▶ _What the exercise asks_:
A word-for-word copy of the entries, with the images left out, is what you should write.
===== Raw data
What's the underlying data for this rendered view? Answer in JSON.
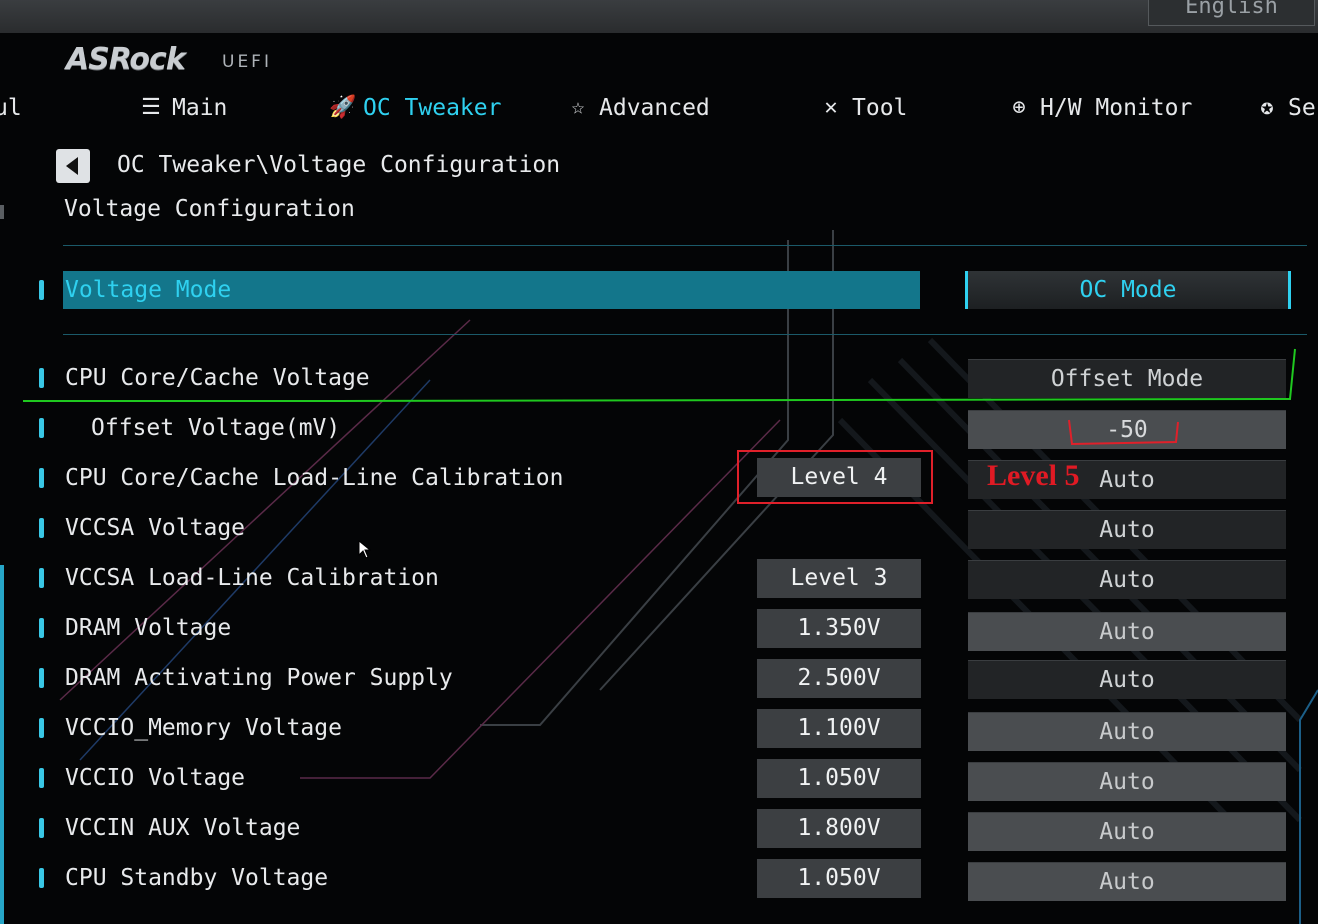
{
  "header": {
    "language_label": "English",
    "logo_text": "ASRock",
    "logo_subtext": "UEFI"
  },
  "nav": {
    "items": [
      {
        "label": "ul",
        "icon": "favorite-icon"
      },
      {
        "label": "Main",
        "icon": "list-icon"
      },
      {
        "label": "OC Tweaker",
        "icon": "rocket-icon"
      },
      {
        "label": "Advanced",
        "icon": "star-icon"
      },
      {
        "label": "Tool",
        "icon": "tools-icon"
      },
      {
        "label": "H/W Monitor",
        "icon": "crosshair-icon"
      },
      {
        "label": "Se",
        "icon": "security-badge-icon"
      }
    ],
    "active": "OC Tweaker"
  },
  "breadcrumb": "OC Tweaker\\Voltage Configuration",
  "page_title": "Voltage Configuration",
  "settings": [
    {
      "label": "Voltage Mode",
      "current": "",
      "value": "OC Mode",
      "selected": true
    },
    {
      "label": "CPU Core/Cache Voltage",
      "current": "",
      "value": "Offset Mode"
    },
    {
      "label": "Offset Voltage(mV)",
      "current": "",
      "value": "-50"
    },
    {
      "label": "CPU Core/Cache Load-Line Calibration",
      "current": "Level 4",
      "value": "Auto"
    },
    {
      "label": "VCCSA Voltage",
      "current": "",
      "value": "Auto"
    },
    {
      "label": "VCCSA Load-Line Calibration",
      "current": "Level 3",
      "value": "Auto"
    },
    {
      "label": "DRAM Voltage",
      "current": "1.350V",
      "value": "Auto"
    },
    {
      "label": "DRAM Activating Power Supply",
      "current": "2.500V",
      "value": "Auto"
    },
    {
      "label": "VCCIO_Memory Voltage",
      "current": "1.100V",
      "value": "Auto"
    },
    {
      "label": "VCCIO Voltage",
      "current": "1.050V",
      "value": "Auto"
    },
    {
      "label": "VCCIN AUX Voltage",
      "current": "1.800V",
      "value": "Auto"
    },
    {
      "label": "CPU Standby Voltage",
      "current": "1.050V",
      "value": "Auto"
    }
  ],
  "annotation": {
    "text": "Level 5",
    "color": "#e01a24"
  },
  "colors": {
    "accent": "#2fd1f0",
    "selected_row": "#13768b",
    "annotation_green": "#1fc81f"
  }
}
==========
▶ _Result for this exercise_:
What's the underlying data for this rendered view? Answer in JSON.
{
  "header": {
    "language_label": "English",
    "logo_text": "ASRock",
    "logo_subtext": "UEFI"
  },
  "nav": {
    "items": [
      {
        "label": "ul",
        "icon": "favorite-icon"
      },
      {
        "label": "Main",
        "icon": "list-icon"
      },
      {
        "label": "OC Tweaker",
        "icon": "rocket-icon"
      },
      {
        "label": "Advanced",
        "icon": "star-icon"
      },
      {
        "label": "Tool",
        "icon": "tools-icon"
      },
      {
        "label": "H/W Monitor",
        "icon": "crosshair-icon"
      },
      {
        "label": "Se",
        "icon": "security-badge-icon"
      }
    ],
    "active": "OC Tweaker"
  },
  "breadcrumb": "OC Tweaker\\Voltage Configuration",
  "page_title": "Voltage Configuration",
  "settings": [
    {
      "label": "Voltage Mode",
      "current": "",
      "value": "OC Mode",
      "selected": true
    },
    {
      "label": "CPU Core/Cache Voltage",
      "current": "",
      "value": "Offset Mode"
    },
    {
      "label": "Offset Voltage(mV)",
      "current": "",
      "value": "-50"
    },
    {
      "label": "CPU Core/Cache Load-Line Calibration",
      "current": "Level 4",
      "value": "Auto"
    },
    {
      "label": "VCCSA Voltage",
      "current": "",
      "value": "Auto"
    },
    {
      "label": "VCCSA Load-Line Calibration",
      "current": "Level 3",
      "value": "Auto"
    },
    {
      "label": "DRAM Voltage",
      "current": "1.350V",
      "value": "Auto"
    },
    {
      "label": "DRAM Activating Power Supply",
      "current": "2.500V",
      "value": "Auto"
    },
    {
      "label": "VCCIO_Memory Voltage",
      "current": "1.100V",
      "value": "Auto"
    },
    {
      "label": "VCCIO Voltage",
      "current": "1.050V",
      "value": "Auto"
    },
    {
      "label": "VCCIN AUX Voltage",
      "current": "1.800V",
      "value": "Auto"
    },
    {
      "label": "CPU Standby Voltage",
      "current": "1.050V",
      "value": "Auto"
    }
  ],
  "annotation": {
    "text": "Level 5",
    "color": "#e01a24"
  },
  "colors": {
    "accent": "#2fd1f0",
    "selected_row": "#13768b",
    "annotation_green": "#1fc81f"
  }
}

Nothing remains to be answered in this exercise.